Tempura Hasgawa is located in Sumida in northeastern Tokyo. This edomae style tempura restaurant is run by head chef Tadahiko Hasegawa. He worked at a restaurant called Yoshimatsu and then took over the restaurant "Yokoyama", which was owned by Mr Yokoyama who trained in Kyoboshi. Yokoyama closed in May 2012 and reopened a month later as Hasegawa. The chef does not use any egg so as to keep his batter light, and is noted for using unconventional ingredients like corn in his tempura. The restaurant had a star in the 2018 Michelin guide. Eleven seats are arrayed around the wooden counter where the chef works, cooking in front of the diners. The chef uses a proprietary blend of oils for the frying, and I noticed that there was remarkably little excess oil on the paper on which the tempura was served, and the batter tasted unusually clean and pure.
The meal began with a little appetiser, mixed vegetables in a sesame sauce. The mushroom, aubergine, sweet potato, lily bulb and white bean were all nicely cooked and had good flavour, and sauce was quite rich and brought out the taste of the vegetables well (15/20). This was then followed by the lengthy sequence of tempura, the ingredients being displayed to us on a little tray when we arrived. We started with a prawn sandwich, the two pieces of fried bread containing a filling of chopped up prawn.

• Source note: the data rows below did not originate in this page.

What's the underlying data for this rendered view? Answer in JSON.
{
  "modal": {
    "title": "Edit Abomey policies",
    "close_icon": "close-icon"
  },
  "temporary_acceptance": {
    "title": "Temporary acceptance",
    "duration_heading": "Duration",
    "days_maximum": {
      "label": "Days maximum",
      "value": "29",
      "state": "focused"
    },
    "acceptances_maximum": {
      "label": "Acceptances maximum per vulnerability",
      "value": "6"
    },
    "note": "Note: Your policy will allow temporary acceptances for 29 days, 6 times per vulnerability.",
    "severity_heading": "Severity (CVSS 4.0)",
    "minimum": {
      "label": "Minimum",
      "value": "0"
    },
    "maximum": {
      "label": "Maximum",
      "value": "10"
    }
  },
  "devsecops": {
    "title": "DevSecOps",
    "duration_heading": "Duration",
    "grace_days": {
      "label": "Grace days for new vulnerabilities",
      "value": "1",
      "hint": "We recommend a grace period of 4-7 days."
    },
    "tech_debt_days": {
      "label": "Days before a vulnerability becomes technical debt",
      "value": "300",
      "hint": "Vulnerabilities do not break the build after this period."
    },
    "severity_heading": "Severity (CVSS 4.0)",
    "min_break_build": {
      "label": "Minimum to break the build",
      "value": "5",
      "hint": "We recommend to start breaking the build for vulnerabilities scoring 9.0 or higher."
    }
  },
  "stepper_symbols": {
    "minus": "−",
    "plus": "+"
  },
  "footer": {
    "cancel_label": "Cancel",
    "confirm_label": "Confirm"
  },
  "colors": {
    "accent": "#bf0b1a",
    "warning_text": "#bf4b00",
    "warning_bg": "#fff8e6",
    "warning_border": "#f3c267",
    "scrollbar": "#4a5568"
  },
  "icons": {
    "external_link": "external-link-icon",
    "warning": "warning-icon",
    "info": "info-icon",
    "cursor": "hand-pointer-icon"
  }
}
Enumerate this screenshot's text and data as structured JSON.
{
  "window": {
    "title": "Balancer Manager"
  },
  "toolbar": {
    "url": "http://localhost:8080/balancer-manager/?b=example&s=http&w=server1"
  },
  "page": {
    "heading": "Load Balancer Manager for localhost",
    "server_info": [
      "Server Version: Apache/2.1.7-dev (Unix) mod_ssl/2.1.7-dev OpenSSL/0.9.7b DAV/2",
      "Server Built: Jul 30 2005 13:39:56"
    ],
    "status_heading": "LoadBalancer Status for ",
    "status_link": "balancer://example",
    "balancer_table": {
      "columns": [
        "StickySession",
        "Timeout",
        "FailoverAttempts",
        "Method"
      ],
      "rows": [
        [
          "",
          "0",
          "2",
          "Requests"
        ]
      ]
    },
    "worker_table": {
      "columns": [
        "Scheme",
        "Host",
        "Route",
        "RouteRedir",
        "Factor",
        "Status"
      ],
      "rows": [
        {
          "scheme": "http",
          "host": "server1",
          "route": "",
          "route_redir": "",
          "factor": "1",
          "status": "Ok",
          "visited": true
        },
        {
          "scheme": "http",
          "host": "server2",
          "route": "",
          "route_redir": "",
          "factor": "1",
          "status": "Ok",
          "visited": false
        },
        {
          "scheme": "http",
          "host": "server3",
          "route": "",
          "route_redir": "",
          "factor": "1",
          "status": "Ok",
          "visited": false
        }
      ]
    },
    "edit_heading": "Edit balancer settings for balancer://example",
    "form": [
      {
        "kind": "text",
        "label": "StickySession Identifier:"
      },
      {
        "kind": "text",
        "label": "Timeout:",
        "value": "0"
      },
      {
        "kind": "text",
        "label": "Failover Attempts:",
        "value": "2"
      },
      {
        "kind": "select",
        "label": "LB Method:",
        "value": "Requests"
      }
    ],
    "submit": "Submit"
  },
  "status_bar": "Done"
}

This was excellent, an idea I encountered before at Nanochome Kyoboshi, the overall effect comforting and delicious (17/20). A very enjoyable deep fried prawn followed, and this was repeated at a couple of later stages of the meal as a little treat (16/20).
A deep fried egg followed, somehow maintaining its soft yolk through the frying process, the batter very light indeed (16/20). A fried onion was also good, though this was not quite as perfectly cooked through as the same dish at Nanochome Kyoboshi, but was nonetheless good, the onion having a touch of sweetness as well as bite (15/20). Ayu or sweetfish followed, displayed upright as if swimming, its characteristic bitter flavour note note not as pronounced as it can sometimes be (16/20), and the lotus root that came next had excellent texture (16/20). At this stage there was an interlude in the tempura sequence in the form of a little bowl of soup with pike conger and matsutake mushrooms. I am never convinced by serving fish in a hot soup as it inevitably affects its texture, but the mushrooms were lovely and the broth good, garnished with chives (14/20).
The tempura then restarted with chestnuts, which were excellent and had a pleasing hint of sweetness (16/20) followed by barracuda with a herb dip (15/20). Fried matsutake mushrooms were next, their texture just a touch chewy (14/20). A bowl with cooked abalone and rice followed, the abalone impressively tender, something not easy to achieve, and enlivening with freshly grated wasabi root (16/20). Corn followed, this being cooked with a blowtorch rather than fried, and this was genuinely impressive, the sweetness and touch of smokiness from the fierce heat combining beautifully (17/20). Fried ginko nut followed (15/20) and at this stage some pickles appeared.
Traditionally pickles are brought at the end of a meal, usually to go with rice if it is a kaiseki meal, and here they preceded the final deep fried item, the kakkiage served on rice. These pickles were no more throw away item though. The pickled red cabbage, mustard greens and daikon were absolutely superb, the flavour of the vegetables distinct and not overpowered by the vinegar used in the process. These were some of the best pickles I can recall eating in Japan, and were a real surprise as I would not have expected this level of pickle quality in a tempura restaurant. These showed great skill (18/20). The final course of kakiage, which is a clump of prawns and chopped vegetables that have been encased in batter and deep fried, was served on a bowl of rice and was good, though not as perfectly crisp as I have sometimes encountered (still just about 15/20). The meal concluded with an orange jelly served in a scooped out orange, and was refreshing and enjoyable, the fruit having lovely flavour as is so often the case in Japan (15/20).
The chef was friendly and the atmosphere around the counter relaxed, with the diners chatting and buying each other sake. There were two other female staff besides the chef this evening, and to illustrate Japanese hospitality let me relate our arrival here. As so often in Japan the entrance to the restaurant is discreet to the point of invisibility. The frontage at the address, which matched the photo of the restaurant as well as the sat-nav directions, looked boarded up and closed, which was obviously worrying after our long taxi journey in the heavy Tokyo traffic and monsoon-like rain. The taxi driver phoned the restaurant and explained the problem, and rather than just giving directions, one of the staff came out of the entrance, which turned out to be tucked away around the corner from what looked like the front of the place, in order to guide us in. The rain was torrential at this stage, and she had brought out two much-needed umbrellas for us. Can you imagine the same thing happening in, say, London or Paris? The bill came to ¥37,368 for two, which works out at £126 per person, with beer and a little sake to drink. This was a very enjoyable evening, the tempura being of a high standard and the staff friendly and helpful. A lovely restaurant.